> [WHAT THE TASK REQUIRES]: Please work out how many lines of this material include "Shop", and answer with that number by itself.

> [DATA FOR REVIEW]:
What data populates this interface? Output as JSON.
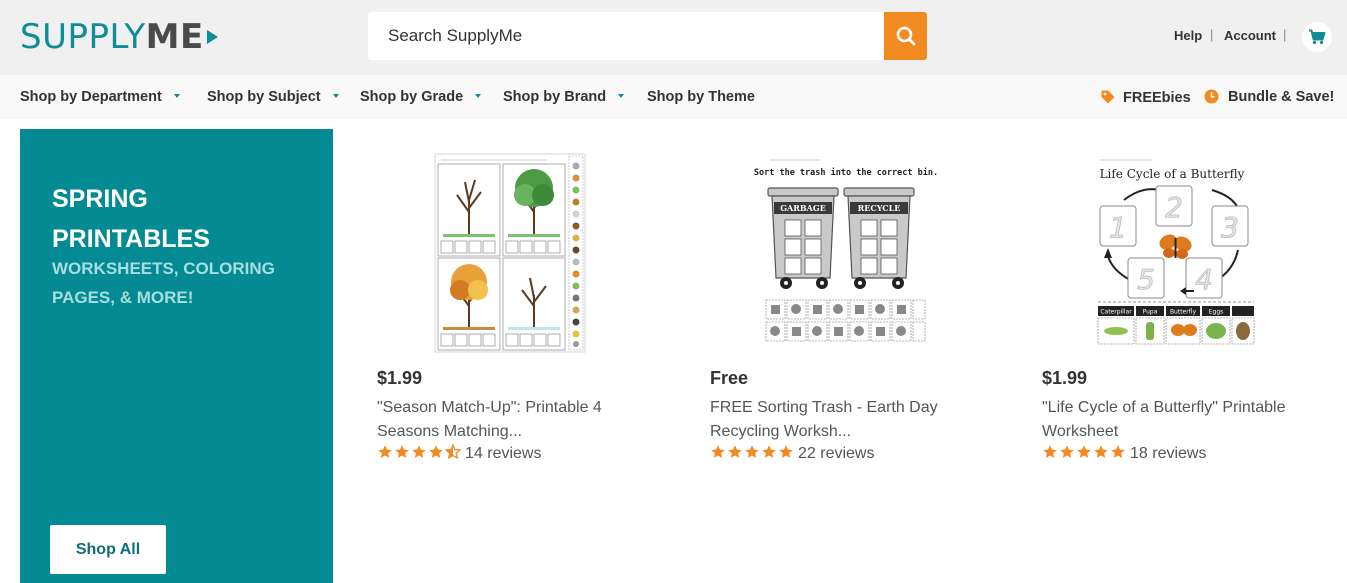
{
  "header": {
    "logo_supply": "SUPPLY",
    "logo_me": "ME",
    "search_placeholder": "Search SupplyMe",
    "help": "Help",
    "account": "Account",
    "separator": "|",
    "accent_color": "#0e8d96",
    "search_button_color": "#f28a22"
  },
  "nav": {
    "items": [
      {
        "label": "Shop by Department",
        "has_dropdown": true
      },
      {
        "label": "Shop by Subject",
        "has_dropdown": true
      },
      {
        "label": "Shop by Grade",
        "has_dropdown": true
      },
      {
        "label": "Shop by Brand",
        "has_dropdown": true
      },
      {
        "label": "Shop by Theme",
        "has_dropdown": false
      }
    ],
    "freebies": "FREEbies",
    "bundle": "Bundle & Save!"
  },
  "promo": {
    "title": "SPRING PRINTABLES",
    "subtitle": "WORKSHEETS, COLORING PAGES, & MORE!",
    "button": "Shop All",
    "bg_color": "#048a92"
  },
  "products": [
    {
      "price": "$1.99",
      "title": "\"Season Match-Up\": Printable 4 Seasons Matching...",
      "rating": 4.5,
      "reviews": "14 reviews",
      "image_name": "season-match-up-worksheet"
    },
    {
      "price": "Free",
      "title": "FREE Sorting Trash - Earth Day Recycling Worksh...",
      "rating": 5,
      "reviews": "22 reviews",
      "image_name": "sorting-trash-worksheet",
      "image_text": {
        "heading": "Sort the trash into the correct bin.",
        "bin_left": "GARBAGE",
        "bin_right": "RECYCLE"
      }
    },
    {
      "price": "$1.99",
      "title": "\"Life Cycle of a Butterfly\" Printable Worksheet",
      "rating": 5,
      "reviews": "18 reviews",
      "image_name": "butterfly-life-cycle-worksheet",
      "image_text": {
        "heading": "Life Cycle of a Butterfly",
        "labels": [
          "Caterpillar",
          "Pupa",
          "Butterfly",
          "Eggs"
        ]
      }
    }
  ],
  "star_color": "#f28a22"
}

> [COMPLETED TASK]: 6